The Internet has made it easy to access to a vast array of information on health and medicine, but it can be difficult to determine what is true and what is not. Misinformation on health permeates sites and social media channels with some of the highest online traffic, making it dangerous for those who believe what they read.
One of the medical interventions most notorious for public misunderstanding is the vaccine. Medical anthropologist Heidi Larson, who began an initiative called the Vaccine Confidence Project to monitor immunization misinformation and concern, understands the Internet’s power over people’s beliefs about health all too well.
“What the Internet, and particularly social media networks and smartphones have allowed is organizing – organizing of groups, movements, social networks – that have a lot of these sentiments, to spread misconceptions wide and fast,” Larson said in an interview with Humanosphere.
Larson made it clear that distrust in vaccines is not a new phenomenon born with the creation of the Internet.
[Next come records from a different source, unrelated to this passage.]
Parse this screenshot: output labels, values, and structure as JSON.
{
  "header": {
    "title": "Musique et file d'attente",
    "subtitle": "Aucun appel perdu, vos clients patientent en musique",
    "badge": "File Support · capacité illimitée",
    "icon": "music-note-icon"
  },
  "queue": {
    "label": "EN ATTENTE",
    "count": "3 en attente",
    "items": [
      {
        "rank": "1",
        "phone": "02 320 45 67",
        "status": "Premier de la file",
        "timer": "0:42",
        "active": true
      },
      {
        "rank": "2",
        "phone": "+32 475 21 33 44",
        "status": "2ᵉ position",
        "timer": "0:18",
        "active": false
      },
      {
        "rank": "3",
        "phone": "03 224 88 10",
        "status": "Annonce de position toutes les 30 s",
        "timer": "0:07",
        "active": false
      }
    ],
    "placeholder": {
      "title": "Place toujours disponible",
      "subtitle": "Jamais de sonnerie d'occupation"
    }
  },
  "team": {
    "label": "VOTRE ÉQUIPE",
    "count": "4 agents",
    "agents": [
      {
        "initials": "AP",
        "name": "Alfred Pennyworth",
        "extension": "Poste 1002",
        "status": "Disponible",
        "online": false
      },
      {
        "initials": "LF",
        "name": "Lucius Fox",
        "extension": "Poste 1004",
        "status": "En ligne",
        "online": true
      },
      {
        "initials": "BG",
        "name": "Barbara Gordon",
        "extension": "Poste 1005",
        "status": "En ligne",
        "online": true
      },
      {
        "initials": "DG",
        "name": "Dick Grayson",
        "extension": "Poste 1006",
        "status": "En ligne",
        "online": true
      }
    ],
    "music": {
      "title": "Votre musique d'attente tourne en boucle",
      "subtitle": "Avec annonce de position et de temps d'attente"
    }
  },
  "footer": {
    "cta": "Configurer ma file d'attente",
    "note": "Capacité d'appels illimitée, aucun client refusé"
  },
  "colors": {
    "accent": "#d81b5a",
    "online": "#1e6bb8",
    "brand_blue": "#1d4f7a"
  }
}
Misconceptions around immunization have been around since the creation of the first smallpox vaccine more than two centuries ago.
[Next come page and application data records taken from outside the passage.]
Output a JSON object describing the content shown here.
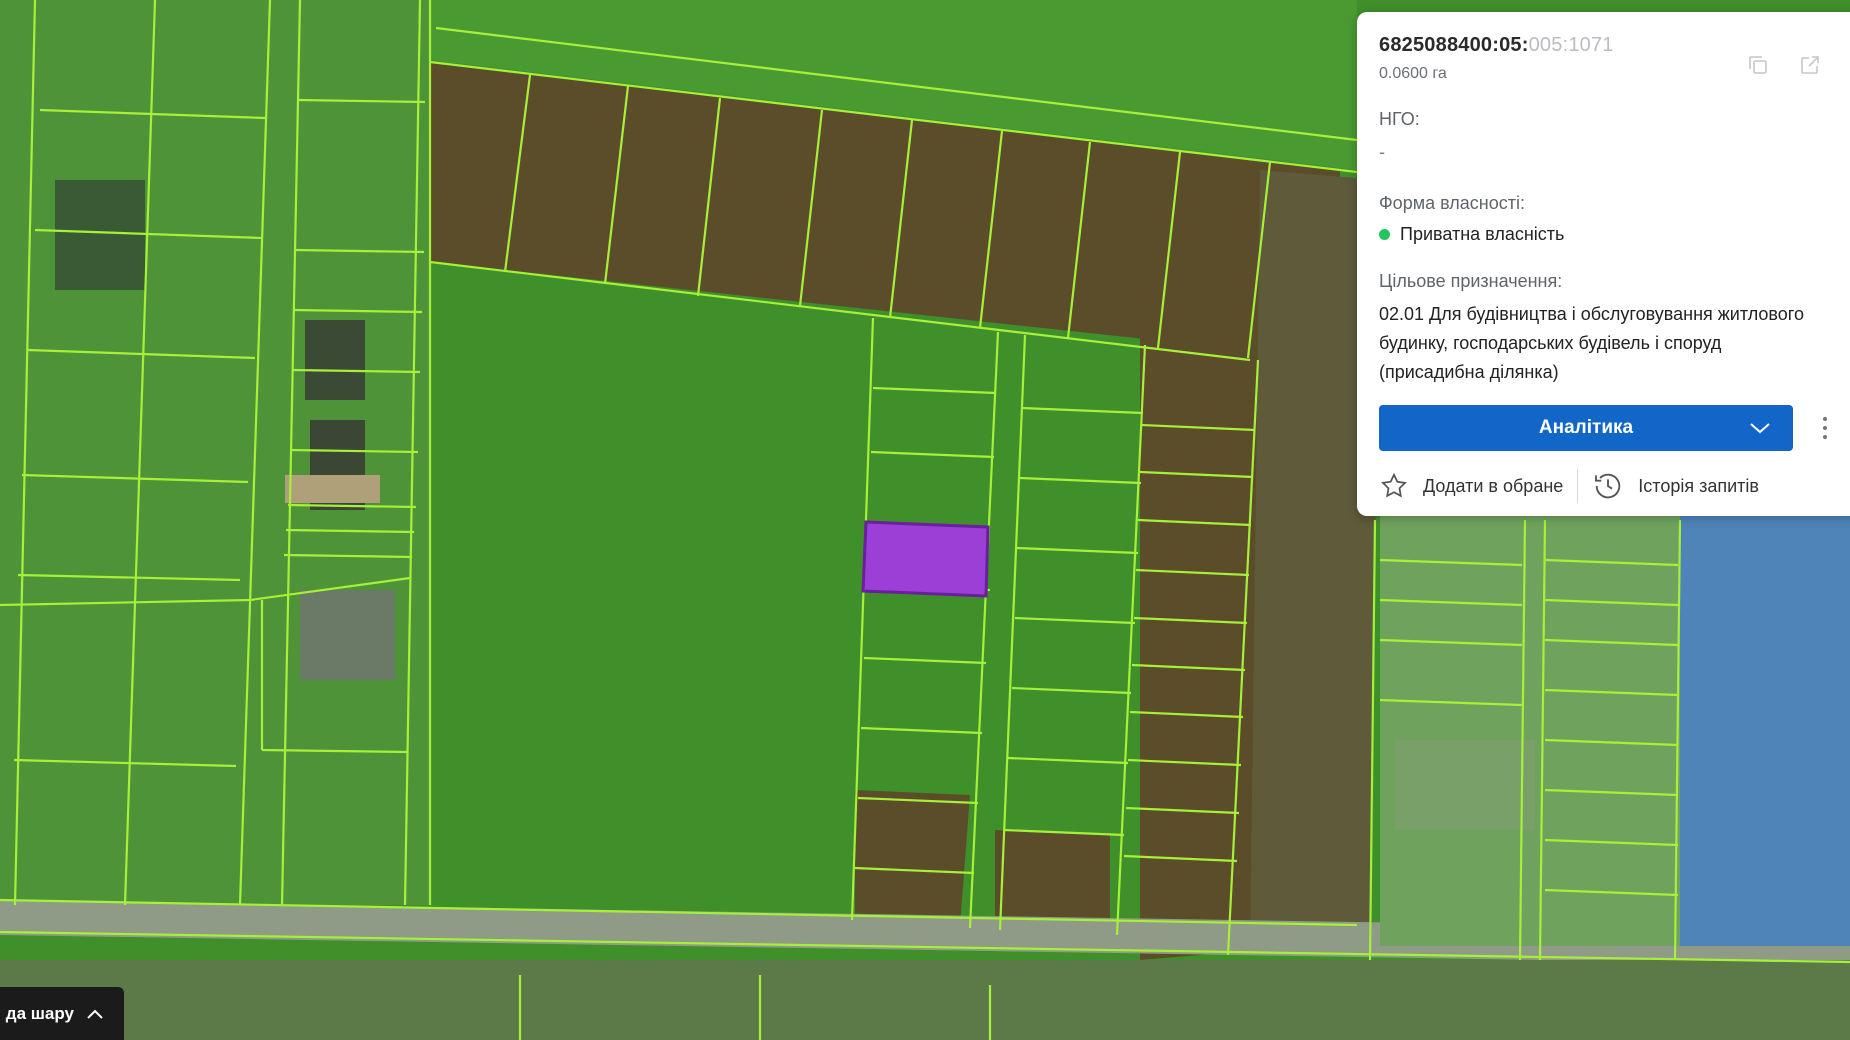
{
  "card": {
    "cadastral_main": "6825088400:05:",
    "cadastral_rest": "005:1071",
    "area": "0.0600 га",
    "ngo_label": "НГО:",
    "ngo_value": "-",
    "ownership_label": "Форма власності:",
    "ownership_value": "Приватна власність",
    "purpose_label": "Цільове призначення:",
    "purpose_value": "02.01 Для будівництва і обслуговування житлового будинку, господарських будівель і споруд (присадибна ділянка)",
    "analytics_button": "Аналітика",
    "favorite_label": "Додати в обране",
    "history_label": "Історія запитів",
    "status_color": "#22c55e",
    "accent_color": "#1166c7"
  },
  "legend_button": "да шару",
  "colors": {
    "parcel_border": "#a6f03a",
    "selected_parcel": "#9b3fd6",
    "field": "#3f8f2a",
    "plowed": "#5a4a26"
  }
}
However, as the world grows increasingly connected through rapid and easy access to the internet, groups that oppose vaccines are transcending factors like religion or income, and popping up rapidly in regions all across the globe.
Misinformation is mostly spread in pockets of the web where people access and spread the same, polarized information, or echo chambers, according to a study published in the January issue of Proceedings of the National Academy of Sciences. Here, people who share the same views have their ideas reinforced by those in the web community, and become more resistant to information that challenges their shared beliefs.
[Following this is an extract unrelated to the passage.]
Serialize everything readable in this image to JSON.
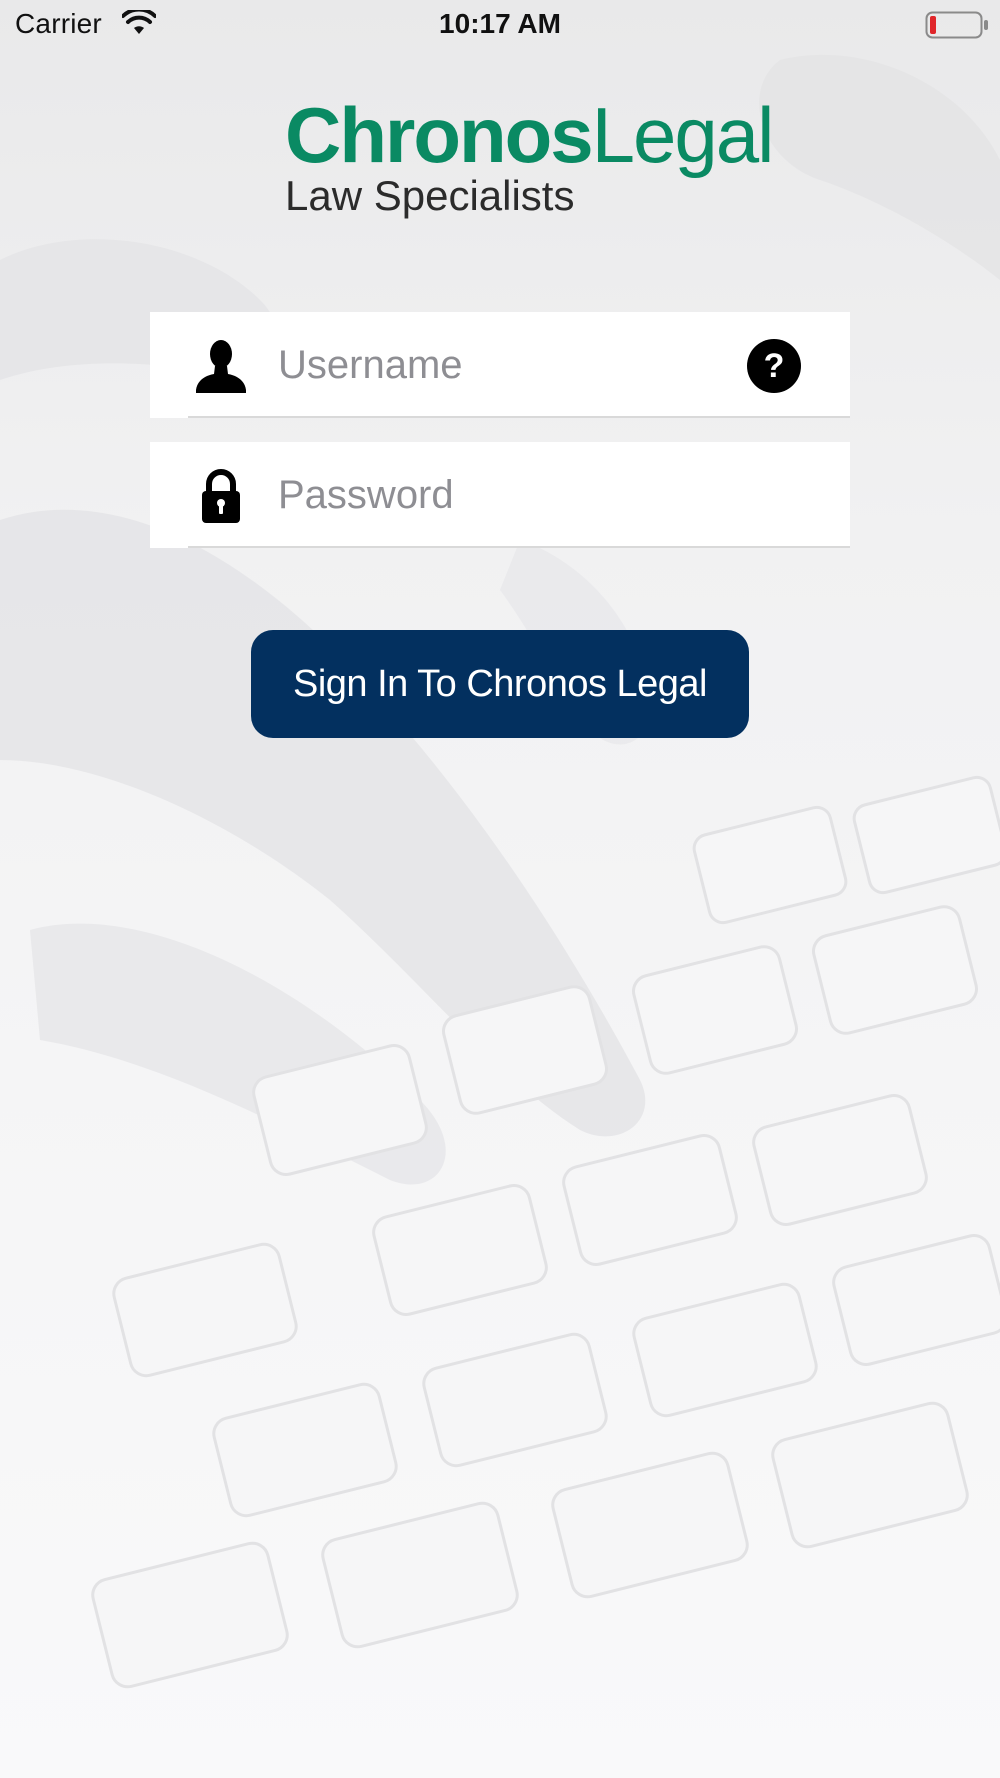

Using the vaccine example, this allows people to go online and easily find others who share their suspicions that vaccines are dangerous or don’t work. These echo chambers can even be found on social media channels like Pinterest. Although the site is typically used for cupcake recipes and pictures of sleeping kittens, users are now searching for more information on health and wellness. Unfortunately, 75 percent of pins about vaccines voice negative views about immunization, according to a study published in the journal Vaccine in September.
“If you have any inkling of an issue, and you go online, you can be sure you’ll find all the things in the world that will scare you even more,” said Larson. “You can also find things that will make you confident in vaccines, but that’s not what people are looking for.”
The circulation of misinformation becomes truly harmful when it prevents people, or their children, from getting the medical attention they need. The World Economic Forum even lists massive digital misinformation as a main threat to society, positing that a tweet or a blog posting could have just as much impact today as the catastrophic 1938 radio adaptation of the H.G. Wells fiction novel The War of the Worlds, which (may have) sparked widespread hysteria among listeners convinced the U.S. had been invaded by aliens.
But we don’t need to use hypotheticals to understand the threat of digital misinformation in the U.S. – it’s already here. Misinformation was the leading cause of the Disneyland measles outbreak in 2015 (the largest U.S. outbreak of the virus in nearly a generation), unnecessary paranoia and rumors surrounding the Ebola outbreak in West Africa, and the rejection of water flouridation in cities like Portland, Ore., (founded on belief in a single review of studies that was later discredited).
With all the unsupported health information circulating on the web, it has become more important for health professionals and institutions to recognize the public’s increasing use of the Internet to access health information, and combat misinformation by engaging the public on a ground level, outside of polarizing online communities.